This is the second poll this week that puts Bachmann in second place behind Romney. A WMUR Granite State poll released Tuesday showed Romney leading Bachmann by 23 points. But the PPP (D) survey found a much narrower margin. The former Massachusetts governor, who is invested heavily in winning his neighboring state, topped Bachmann by 25 percent to 18 percent among New Hampshire Republican primary voters. 2008 Republican vice presidential candidate Sarah Palin came in third with 11 percent. Texas Rep. Ron Paul received 9 percent, while businessman Herman Cain and Texas Gov. Rick Perry tied with 7 percent support. Former Govs. Jon Huntsman of Utah and Tim Pawlenty of Minnesota each received 7 percent; former House Speaker Newt Gingrich garnered 4 percent.

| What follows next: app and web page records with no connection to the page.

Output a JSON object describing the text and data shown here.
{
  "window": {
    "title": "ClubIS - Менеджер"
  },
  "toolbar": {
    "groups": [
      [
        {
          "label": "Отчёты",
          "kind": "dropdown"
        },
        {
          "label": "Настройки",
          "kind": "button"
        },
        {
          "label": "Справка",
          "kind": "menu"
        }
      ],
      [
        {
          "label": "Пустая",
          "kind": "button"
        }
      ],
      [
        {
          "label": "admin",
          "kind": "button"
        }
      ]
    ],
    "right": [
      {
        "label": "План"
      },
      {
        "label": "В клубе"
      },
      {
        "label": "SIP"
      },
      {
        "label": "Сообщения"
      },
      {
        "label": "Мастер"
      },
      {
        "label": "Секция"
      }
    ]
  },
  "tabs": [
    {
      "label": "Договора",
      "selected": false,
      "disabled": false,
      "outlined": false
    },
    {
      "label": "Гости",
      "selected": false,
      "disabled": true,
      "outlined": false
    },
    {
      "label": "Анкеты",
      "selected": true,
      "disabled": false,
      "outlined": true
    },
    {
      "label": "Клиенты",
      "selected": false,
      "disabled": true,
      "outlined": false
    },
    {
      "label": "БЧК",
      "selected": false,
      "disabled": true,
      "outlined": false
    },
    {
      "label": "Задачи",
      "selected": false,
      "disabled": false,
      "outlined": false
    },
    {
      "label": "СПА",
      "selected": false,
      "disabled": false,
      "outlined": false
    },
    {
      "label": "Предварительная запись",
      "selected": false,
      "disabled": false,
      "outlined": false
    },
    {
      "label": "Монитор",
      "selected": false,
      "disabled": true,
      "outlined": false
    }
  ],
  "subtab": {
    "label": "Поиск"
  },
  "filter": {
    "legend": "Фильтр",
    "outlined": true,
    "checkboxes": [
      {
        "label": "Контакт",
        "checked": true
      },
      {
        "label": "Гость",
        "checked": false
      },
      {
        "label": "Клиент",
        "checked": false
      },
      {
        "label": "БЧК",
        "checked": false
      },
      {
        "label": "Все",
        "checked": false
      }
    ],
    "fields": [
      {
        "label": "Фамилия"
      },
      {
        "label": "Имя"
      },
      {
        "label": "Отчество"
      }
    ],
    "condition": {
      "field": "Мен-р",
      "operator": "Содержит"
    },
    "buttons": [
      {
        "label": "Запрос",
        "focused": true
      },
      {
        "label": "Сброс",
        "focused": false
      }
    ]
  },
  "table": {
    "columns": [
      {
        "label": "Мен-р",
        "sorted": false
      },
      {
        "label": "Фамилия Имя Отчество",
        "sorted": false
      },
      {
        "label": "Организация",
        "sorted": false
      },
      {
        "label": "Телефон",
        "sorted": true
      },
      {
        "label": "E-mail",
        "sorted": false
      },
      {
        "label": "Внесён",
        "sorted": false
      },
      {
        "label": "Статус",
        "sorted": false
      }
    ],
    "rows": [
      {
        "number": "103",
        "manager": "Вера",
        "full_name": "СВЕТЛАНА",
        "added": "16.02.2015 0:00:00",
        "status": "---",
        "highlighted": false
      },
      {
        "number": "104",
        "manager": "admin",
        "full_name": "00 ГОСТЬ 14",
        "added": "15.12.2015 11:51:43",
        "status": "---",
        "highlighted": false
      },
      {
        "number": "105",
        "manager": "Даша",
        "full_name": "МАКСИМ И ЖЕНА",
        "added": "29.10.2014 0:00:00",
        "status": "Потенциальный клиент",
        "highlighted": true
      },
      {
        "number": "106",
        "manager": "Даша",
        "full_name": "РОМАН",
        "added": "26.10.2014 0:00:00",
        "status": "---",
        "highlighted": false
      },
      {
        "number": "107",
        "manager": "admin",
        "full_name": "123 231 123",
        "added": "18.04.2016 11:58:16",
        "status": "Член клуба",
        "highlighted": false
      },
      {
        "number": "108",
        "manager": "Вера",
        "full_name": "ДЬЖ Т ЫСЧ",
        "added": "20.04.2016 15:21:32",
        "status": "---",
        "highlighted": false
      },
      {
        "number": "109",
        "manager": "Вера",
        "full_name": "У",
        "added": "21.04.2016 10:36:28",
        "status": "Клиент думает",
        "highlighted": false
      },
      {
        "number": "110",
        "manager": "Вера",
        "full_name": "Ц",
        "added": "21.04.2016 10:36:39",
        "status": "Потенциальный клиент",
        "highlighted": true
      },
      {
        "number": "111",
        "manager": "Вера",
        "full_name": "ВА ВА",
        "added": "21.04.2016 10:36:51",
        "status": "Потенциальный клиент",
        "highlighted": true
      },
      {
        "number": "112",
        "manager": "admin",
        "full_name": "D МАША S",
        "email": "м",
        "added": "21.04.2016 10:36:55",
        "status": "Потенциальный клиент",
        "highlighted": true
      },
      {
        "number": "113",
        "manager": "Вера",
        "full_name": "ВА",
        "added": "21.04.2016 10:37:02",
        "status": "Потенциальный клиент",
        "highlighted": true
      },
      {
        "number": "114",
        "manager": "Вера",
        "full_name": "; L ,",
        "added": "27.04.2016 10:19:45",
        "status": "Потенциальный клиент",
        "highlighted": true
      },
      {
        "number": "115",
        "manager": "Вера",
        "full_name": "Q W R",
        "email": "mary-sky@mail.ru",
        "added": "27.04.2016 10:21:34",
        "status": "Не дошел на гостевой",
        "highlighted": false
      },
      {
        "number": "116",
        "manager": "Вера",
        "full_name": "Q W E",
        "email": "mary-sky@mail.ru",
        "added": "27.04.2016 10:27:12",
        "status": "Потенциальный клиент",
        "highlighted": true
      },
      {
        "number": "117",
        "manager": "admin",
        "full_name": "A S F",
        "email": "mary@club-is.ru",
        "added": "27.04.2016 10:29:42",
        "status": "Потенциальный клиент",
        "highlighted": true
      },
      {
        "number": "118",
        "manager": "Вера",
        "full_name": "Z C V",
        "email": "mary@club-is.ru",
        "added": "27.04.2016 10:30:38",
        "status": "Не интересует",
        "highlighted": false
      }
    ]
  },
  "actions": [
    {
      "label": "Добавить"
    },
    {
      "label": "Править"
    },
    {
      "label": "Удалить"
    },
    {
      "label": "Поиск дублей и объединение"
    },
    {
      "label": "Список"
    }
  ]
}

Both Romney and Huntsman visited New Hampshire over the Fourth of July weekend and crossed paths at an Independence Day parade there. Bachmann visited last week after formally announcing her candidacy in Iowa.
But the field in New Hampshire, which is scheduled to host its primary in February, isn't necessarily set. Observers are watching Palin to see whether she will make a bid for the White House. Without her in the race, Romney and Bachmann each gain three points in New Hampshire while Cain and Perry gain two points, according to PPP (D).
While Palin remains coy about her plans, others, including former Florida Gov. Jeb Bush, New Jersey Gov. Chris Christie, former New York City Mayor Rudy Giuliani and House Budget Chairman Paul Ryan, have ruled out runs. If they were to join the race, the poll found that Romney would still lead by six points, though Christie would knock Bachmann out of second place with 20 percent support; Bachmann would be left with 9 percent.
Romney also edges out his Republican challengers in head-to-head matchups by at least 12 points. But he will likely have trouble courting members of the tea party, who make up 33 percent of the New Hampshire GOP and support Bachmann over Romney, 53 percent to 39 percent. Bachmann also has a slightly higher favorability rating compared to Romney, 64 percent to 60 percent. Giuliani is also popular in the state, with 62 percent of Republicans viewing him favorably.
PPP (D) surveyed 341 New Hampshire Republican primary voters from June 30 to July 5. The margin of error is plus or minus 5.3 percent.